The five detainees include leaders of the campaign that won the world’s first metals mining ban in 2017 -- a ban the cash-strapped government may be moving to overturn.
Photo via Fight for 15 campaign.
The Fight for Workers’ Rights Continues in Memphis
Fifty years ago, sanitation workers in Memphis went on strike to push for better wages and working conditions. Protesters across the country continue to make the same demands.
Research & Commentary
February 16, 2018
This month, my hometown of Memphis honored the 50-year anniversary of a strike by hundreds of black sanitation workers who walked off their jobs and marched with Dr. Martin Luther King, Jr. to demand higher pay and a union.
Their strike became a historic moment in the civil rights movement.
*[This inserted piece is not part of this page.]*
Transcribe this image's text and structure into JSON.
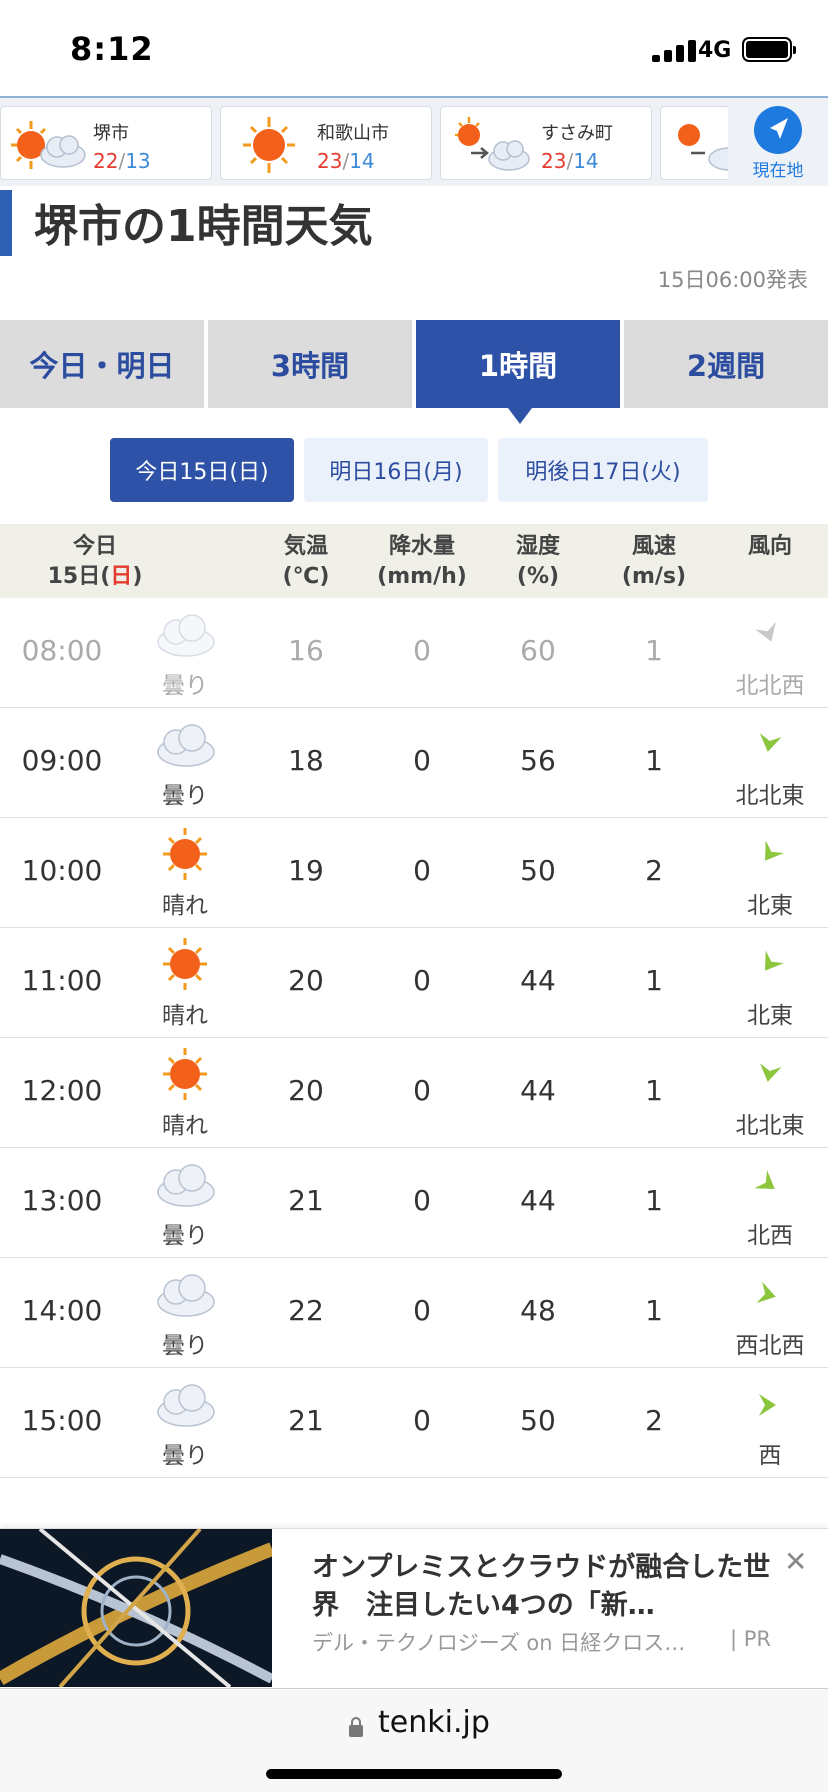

But the story of underpaid and mistreated Memphis workers joining together to demand change isn’t just a part of my city’s past — it’s a part of the present.
This Monday, cooks and cashiers like me in Memphis went on strike and protested to demand $15 an hour and union rights. We marched from Clayborn Temple to Memphis City Hall — the same path marched by the original sanitation strikers — to carry on the fight for higher pay and union rights that they started.
The sanitation workers who went on strike five decades ago faced racism, abuse and deadly hazards on the job. When two workers were crushed to death by their truck’s faulty compactor, their co-workers launched a two-month-long strike because they knew the only way to bring about change was to organize and win a union.
I joined the Fight for $15 last year because I also realized that the only way things will change in the fast-food industry is if workers like me join together and demand change.
I am a 37-year-old, full-time Wendy’s worker who is paid $7.55 an hour. My partner and I split two years ago, and even though being a mother is a full-time job, I need to work to make sure our kids have enough to get by.
In Memphis, it’s low-paying service jobs like fast-food that are available. I was the oldest of nine kids, and when I turned 16 I took a job at Arby’s in the mall to help my mother out. After Arby’s, I worked at McDonald’s for six years. So when it came time for me to go back to work, I took a job in the industry that was hiring.
MLK told the sanitation workers the night before he was shot dead: “We’ve got to give ourselves to this struggle until the end.” That’s exactly what we are marching today and planning on doing. #fightfor15 #PoorPeoplesCampaign pic.twitter.com/LB8KOJracU
— Fight For 15 (@fightfor15) February 12, 2018
But even though so many people like me depend on fast-food wages, these jobs don’t pay nearly enough for anyone to survive. I try to make my Wendy’s paycheck stretch so I can pay rent, electricity and the phone bill.
But the truth is I can’t do all that on $7.55 an hour—no one could. I turn to the state for food stamps and health care and cut out things like buying clothes for my kids. My oldest son is a talented athlete and plays football, basketball and baseball, but I have to ask the coaches to help me get the equipment and uniforms he needs to participate.
Our fight is not just about pay. It’s also about the right to a union, so we can have a say in our jobs and make sure we’re able to support our families. I don’t get sick days, health care, vacation days or anything else you’d expect with full-time work. When my kids are sick, I have to call my cousin to watch them. When my son has a basketball game, I’m usually ringing up sales behind the counter, not cheering on the sidelines.
My mother told me when I was growing up, “If you want change you better be prepared to fight for it.” That’s the lesson I try to pass onto my kids, and the lesson I hope they learn when they see me out chanting in the streets. Because in Memphis, and across the country, the fight started by the sanitation workers 50 years ago continues.